Demonstrating A Lacking Of Empathy

You say, "You should know that antibiotics cannot treat viruses, which you have. Antibiotics can be administered only if a bacteria infection is present; otherwise, you'll develop resistance and more health issues. I'll prescribe some anti-inflammatory and decongestant medicine, and you ought to get more sleep.”

Both of these statements are clinically valid. They will, however, result in different reactions. In contrast to the second, which robotically states the facts, the first recognizes and supports the patient's distress. Even if the patient is frustrated, demonstrating empathy will help to establish trust more quickly.

Furthermore, if the patient doesn't feel heard when they express how miserable they feel, they can become upset and leave, believing they need to get an antibiotic.

Suggestions For Demonstrating Clinical Empathy

Some people have speculated that doctors' lack of empathy may be caused by them losing touch with or forgetting how it is to be a patient.

To regain exposure to patient experiences, some medical professionals have reflected on their experiences as patients or placed themselves in patient-like circumstances. One medical assistant, for instance, discussed the similarities between having a patient experience and being tattooed–from scheduling the tattoo session to feeling vulnerable. Her decision to get tattooed made her think back on the numerous opportunities she had to express empathy toward patients and give them the space to be open and vulnerable to lessen their anxiety.
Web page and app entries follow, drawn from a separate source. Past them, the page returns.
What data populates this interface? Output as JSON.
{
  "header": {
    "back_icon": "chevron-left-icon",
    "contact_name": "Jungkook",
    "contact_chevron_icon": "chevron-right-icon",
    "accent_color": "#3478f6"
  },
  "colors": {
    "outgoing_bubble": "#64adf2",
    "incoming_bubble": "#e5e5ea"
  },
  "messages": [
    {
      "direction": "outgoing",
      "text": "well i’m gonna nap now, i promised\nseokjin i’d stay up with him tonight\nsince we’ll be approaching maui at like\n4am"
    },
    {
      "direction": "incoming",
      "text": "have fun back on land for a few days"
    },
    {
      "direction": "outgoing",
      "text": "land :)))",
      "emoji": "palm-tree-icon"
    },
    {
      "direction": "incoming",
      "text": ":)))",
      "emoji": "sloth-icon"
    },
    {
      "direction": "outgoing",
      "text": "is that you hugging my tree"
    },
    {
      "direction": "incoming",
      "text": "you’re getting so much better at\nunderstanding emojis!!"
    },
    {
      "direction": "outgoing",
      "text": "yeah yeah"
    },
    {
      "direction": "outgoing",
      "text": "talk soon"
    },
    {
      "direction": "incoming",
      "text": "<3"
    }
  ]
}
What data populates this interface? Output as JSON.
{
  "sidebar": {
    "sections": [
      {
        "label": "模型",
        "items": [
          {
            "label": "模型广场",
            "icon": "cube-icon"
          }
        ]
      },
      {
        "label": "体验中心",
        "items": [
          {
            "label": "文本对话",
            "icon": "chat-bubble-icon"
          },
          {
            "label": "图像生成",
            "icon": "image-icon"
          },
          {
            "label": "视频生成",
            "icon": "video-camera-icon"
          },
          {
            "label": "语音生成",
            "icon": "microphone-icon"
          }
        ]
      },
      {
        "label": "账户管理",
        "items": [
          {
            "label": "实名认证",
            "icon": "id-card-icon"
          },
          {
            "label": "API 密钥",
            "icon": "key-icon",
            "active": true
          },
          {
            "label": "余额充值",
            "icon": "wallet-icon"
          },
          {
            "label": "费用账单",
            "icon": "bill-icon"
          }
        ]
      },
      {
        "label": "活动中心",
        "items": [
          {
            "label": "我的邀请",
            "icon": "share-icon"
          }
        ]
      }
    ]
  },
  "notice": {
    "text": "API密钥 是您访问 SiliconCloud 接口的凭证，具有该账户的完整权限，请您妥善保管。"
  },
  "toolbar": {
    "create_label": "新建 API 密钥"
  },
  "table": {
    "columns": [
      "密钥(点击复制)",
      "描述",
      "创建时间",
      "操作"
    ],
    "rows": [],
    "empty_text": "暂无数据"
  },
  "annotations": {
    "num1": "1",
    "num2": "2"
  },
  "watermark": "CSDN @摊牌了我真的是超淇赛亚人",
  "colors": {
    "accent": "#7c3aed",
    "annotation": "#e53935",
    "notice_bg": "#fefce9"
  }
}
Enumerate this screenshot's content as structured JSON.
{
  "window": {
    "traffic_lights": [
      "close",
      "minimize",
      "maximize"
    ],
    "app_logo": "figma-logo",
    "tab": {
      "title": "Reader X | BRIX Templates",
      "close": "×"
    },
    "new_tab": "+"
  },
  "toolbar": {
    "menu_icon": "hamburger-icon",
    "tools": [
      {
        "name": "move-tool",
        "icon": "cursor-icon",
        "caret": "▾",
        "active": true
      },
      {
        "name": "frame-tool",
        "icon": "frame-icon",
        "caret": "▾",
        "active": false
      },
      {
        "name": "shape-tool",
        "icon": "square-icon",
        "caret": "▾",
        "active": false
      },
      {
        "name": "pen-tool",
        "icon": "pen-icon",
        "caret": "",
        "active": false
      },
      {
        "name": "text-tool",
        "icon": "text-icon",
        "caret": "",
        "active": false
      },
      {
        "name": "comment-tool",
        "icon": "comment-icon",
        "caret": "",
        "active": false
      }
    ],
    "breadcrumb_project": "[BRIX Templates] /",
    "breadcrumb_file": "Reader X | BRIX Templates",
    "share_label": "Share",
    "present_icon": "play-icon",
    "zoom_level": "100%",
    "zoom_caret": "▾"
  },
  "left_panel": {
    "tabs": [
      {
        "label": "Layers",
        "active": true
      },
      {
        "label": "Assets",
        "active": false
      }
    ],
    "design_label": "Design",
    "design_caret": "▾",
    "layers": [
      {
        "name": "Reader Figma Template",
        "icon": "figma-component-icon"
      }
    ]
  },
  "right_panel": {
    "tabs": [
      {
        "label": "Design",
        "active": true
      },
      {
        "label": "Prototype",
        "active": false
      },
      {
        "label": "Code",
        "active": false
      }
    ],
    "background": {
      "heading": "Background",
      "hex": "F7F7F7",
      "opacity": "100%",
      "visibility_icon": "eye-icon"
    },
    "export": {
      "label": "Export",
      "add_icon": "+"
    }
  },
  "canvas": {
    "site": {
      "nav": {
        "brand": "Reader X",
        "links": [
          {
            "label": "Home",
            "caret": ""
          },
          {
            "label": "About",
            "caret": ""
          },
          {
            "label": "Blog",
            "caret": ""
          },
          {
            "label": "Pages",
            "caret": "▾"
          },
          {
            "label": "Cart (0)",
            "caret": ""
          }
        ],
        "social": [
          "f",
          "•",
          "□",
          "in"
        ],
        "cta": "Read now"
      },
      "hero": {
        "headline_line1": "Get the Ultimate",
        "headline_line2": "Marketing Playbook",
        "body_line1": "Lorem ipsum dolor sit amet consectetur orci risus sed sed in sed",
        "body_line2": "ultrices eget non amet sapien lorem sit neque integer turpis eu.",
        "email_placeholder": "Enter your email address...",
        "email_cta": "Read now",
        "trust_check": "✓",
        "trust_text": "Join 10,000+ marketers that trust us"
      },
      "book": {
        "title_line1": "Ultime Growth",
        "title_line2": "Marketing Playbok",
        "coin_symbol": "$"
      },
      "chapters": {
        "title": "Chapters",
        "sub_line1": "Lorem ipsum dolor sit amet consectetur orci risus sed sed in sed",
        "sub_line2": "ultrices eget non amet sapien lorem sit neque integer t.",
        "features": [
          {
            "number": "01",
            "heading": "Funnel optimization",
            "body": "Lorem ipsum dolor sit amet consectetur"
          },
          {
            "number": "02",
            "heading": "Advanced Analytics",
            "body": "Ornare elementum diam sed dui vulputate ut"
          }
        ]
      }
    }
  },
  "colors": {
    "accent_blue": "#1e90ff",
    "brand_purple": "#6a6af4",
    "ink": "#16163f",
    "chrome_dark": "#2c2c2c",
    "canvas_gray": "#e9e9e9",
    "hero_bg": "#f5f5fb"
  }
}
In fact, sometimes, it's less a general lack of empathy and more the demands of our lives that prevent us from establishing that crucial human interaction with our patients. It becomes difficult to satisfy the demands of others when you’re exhausted both physically and emotionally, sleep-deprived and worried. A few basic communication techniques and cues, especially when you are pressed for time with a patient, will make them feel seen.

Try to incorporate these tips even on your toughest clinical days.

  1. Make Eye Contact

Establishing eye contact is crucial for building a connection with patients, but doing so has become more challenging due to the introduction of electronic health records. Try looking up when filling in patient information. Continue talking and engaging the patient when looking at the tablet or computer to indicate that you’re not preoccupied. Alternatively, explain to first-time visitors why you have to use your tablet or computer during their appointment.

2. Let The Patient Know You're Listening

To show that you’re listening and understanding what they’re saying, try nodding or repeating what they’re saying.

3. Observe Your Mannerism And Body Language

Avoid having one foot out the door, resting your hands on the doorknob, or folding your hands while interacting with the patient. Avoid standing unless it’s necessary to do so. Sitting down doesn't cost anything, and it can demonstrate that you’re not in a rush.

4. Take An Interest in Your Patients

Ask questions to ensure you’re fully aware of your patient's symptoms. Ask about the impact of their illness on their daily life. This helps you see the bigger picture while giving them a sense of acknowledgment and the perception of being cared for and understood.

5. Take Notes on The Patient's Humanizing Features

This entails doing more than simply filling checkboxes on the EHR. Find out what’s affecting their lives. Is there an unwell family member? Is there any action they could take? What are some of their daily activities? The more familiar you are with the patient's life, the more likely you feel empathy for them, and the more at ease and trusting they are towards you.

6. Offer Support

Identify a patient's emotions and respect their worries and frustrations. Support patients by attending to their physical as well as emotional needs.

7. Dig Deeper

This is important if you catch yourself passing judgment. Find common ground by learning the patient's history. Medical school focuses mostly on the technical abilities that enable medical professionals to be excellent diagnosticians, but it frequently falls short in preparing us for patient interaction. We all benefit from improved patient outcomes that come with human connection, which is crucial in providing health care.